▶ **PROBLEM REQUIREMENTS**: Each line that contains the word "AUDUSD" is to be copied from the records below.

▶ **DATA RECORDS**:
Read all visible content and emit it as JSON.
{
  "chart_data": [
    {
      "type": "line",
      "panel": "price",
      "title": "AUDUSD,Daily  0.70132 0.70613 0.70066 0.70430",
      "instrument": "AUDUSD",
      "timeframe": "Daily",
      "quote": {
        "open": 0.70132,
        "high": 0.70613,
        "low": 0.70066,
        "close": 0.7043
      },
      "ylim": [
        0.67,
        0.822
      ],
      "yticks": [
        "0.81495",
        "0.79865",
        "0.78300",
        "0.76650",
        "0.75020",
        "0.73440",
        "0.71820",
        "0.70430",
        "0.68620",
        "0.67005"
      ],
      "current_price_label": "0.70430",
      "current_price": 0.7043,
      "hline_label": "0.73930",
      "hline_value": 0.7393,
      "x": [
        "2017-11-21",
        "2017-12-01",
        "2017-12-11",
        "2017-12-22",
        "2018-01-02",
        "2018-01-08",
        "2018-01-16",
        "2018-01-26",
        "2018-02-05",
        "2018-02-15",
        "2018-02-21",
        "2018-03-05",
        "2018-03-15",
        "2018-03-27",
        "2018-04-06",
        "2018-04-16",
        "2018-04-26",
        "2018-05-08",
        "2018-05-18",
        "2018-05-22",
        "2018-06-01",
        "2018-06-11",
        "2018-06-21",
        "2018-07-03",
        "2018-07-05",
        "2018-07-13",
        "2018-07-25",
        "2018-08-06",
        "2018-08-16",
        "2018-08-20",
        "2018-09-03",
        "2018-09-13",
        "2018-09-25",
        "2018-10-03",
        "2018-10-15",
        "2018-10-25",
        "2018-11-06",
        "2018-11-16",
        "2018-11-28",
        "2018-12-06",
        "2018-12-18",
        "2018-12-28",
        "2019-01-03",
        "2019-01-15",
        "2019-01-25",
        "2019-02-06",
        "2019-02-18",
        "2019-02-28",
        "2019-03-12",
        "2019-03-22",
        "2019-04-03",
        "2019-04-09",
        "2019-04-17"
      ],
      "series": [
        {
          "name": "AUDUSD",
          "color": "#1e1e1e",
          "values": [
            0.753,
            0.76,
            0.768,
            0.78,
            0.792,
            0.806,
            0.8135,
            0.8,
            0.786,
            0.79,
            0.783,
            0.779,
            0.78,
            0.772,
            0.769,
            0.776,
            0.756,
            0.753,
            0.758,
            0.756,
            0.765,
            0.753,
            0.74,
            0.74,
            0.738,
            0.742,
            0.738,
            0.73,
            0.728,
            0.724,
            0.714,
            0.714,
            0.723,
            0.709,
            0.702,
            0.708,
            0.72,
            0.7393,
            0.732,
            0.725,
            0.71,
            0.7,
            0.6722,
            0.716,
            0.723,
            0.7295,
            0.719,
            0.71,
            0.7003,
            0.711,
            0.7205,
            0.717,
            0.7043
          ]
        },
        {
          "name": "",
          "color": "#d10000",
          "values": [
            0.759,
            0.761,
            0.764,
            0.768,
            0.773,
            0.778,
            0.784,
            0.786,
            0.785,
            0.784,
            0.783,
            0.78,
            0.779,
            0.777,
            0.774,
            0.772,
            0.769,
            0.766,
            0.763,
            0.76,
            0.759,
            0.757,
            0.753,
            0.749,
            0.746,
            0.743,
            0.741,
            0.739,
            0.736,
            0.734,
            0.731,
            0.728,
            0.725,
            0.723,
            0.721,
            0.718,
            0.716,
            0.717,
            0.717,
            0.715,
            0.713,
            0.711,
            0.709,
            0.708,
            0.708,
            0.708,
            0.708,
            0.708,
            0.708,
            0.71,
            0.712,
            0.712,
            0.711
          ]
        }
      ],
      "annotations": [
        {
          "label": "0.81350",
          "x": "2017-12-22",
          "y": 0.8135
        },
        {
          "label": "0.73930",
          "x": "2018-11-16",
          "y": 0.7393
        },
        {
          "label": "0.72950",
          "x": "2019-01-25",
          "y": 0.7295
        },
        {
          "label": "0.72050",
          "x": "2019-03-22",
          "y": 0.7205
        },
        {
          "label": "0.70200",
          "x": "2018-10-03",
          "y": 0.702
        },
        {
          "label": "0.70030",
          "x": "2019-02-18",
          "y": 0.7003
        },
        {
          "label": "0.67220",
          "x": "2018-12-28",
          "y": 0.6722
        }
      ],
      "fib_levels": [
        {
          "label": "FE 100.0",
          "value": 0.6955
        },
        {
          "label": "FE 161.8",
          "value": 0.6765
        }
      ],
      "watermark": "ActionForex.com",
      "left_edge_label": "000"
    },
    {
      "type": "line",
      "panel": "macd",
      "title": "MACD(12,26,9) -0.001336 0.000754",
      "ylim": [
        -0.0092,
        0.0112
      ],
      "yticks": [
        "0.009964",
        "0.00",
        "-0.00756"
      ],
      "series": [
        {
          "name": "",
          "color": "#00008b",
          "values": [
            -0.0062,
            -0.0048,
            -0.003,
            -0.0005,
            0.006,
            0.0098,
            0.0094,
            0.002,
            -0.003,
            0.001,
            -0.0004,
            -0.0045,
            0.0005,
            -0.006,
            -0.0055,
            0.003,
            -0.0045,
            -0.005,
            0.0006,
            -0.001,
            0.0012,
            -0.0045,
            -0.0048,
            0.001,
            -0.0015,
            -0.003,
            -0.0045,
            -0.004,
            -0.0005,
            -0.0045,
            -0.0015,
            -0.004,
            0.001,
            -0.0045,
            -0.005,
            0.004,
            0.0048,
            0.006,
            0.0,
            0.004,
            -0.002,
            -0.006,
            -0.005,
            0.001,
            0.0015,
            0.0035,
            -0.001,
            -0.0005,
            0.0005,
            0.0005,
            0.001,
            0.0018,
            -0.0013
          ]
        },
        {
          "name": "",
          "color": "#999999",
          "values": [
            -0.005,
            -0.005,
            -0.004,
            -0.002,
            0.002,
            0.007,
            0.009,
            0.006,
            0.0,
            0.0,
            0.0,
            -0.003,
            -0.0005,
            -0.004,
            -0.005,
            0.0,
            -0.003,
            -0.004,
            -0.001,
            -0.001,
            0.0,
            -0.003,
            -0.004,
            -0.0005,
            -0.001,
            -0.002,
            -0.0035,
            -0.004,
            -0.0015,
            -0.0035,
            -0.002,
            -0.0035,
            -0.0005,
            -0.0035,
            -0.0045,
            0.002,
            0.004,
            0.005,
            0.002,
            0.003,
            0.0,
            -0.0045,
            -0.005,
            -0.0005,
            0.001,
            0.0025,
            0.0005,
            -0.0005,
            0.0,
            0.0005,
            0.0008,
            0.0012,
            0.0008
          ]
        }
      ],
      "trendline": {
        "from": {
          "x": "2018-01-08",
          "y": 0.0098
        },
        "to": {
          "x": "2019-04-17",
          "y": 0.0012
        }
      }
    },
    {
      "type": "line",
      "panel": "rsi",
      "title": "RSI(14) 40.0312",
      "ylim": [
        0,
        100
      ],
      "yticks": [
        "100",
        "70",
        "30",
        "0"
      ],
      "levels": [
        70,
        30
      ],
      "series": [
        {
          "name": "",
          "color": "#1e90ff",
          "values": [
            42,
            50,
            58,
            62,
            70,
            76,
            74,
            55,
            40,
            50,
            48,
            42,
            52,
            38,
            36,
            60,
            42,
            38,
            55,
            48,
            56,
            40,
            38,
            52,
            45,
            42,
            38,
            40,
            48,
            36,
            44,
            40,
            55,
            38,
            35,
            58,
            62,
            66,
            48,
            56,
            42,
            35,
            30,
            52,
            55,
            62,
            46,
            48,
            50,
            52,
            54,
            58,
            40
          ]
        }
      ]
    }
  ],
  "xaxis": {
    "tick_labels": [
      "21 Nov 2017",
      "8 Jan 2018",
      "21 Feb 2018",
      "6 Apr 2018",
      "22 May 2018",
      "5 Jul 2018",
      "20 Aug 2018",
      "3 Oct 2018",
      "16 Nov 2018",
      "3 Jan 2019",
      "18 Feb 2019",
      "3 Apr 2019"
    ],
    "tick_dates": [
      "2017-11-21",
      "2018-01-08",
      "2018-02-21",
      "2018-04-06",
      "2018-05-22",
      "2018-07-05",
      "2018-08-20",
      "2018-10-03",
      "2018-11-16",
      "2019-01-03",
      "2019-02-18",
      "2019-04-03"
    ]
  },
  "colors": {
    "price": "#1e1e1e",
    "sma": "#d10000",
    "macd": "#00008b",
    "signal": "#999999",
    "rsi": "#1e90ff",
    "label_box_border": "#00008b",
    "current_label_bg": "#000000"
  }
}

▶ **PROBLEM SOLUTION**:
      "title": "AUDUSD,Daily  0.70132 0.70613 0.70066 0.70430",
      "instrument": "AUDUSD",
          "name": "AUDUSD",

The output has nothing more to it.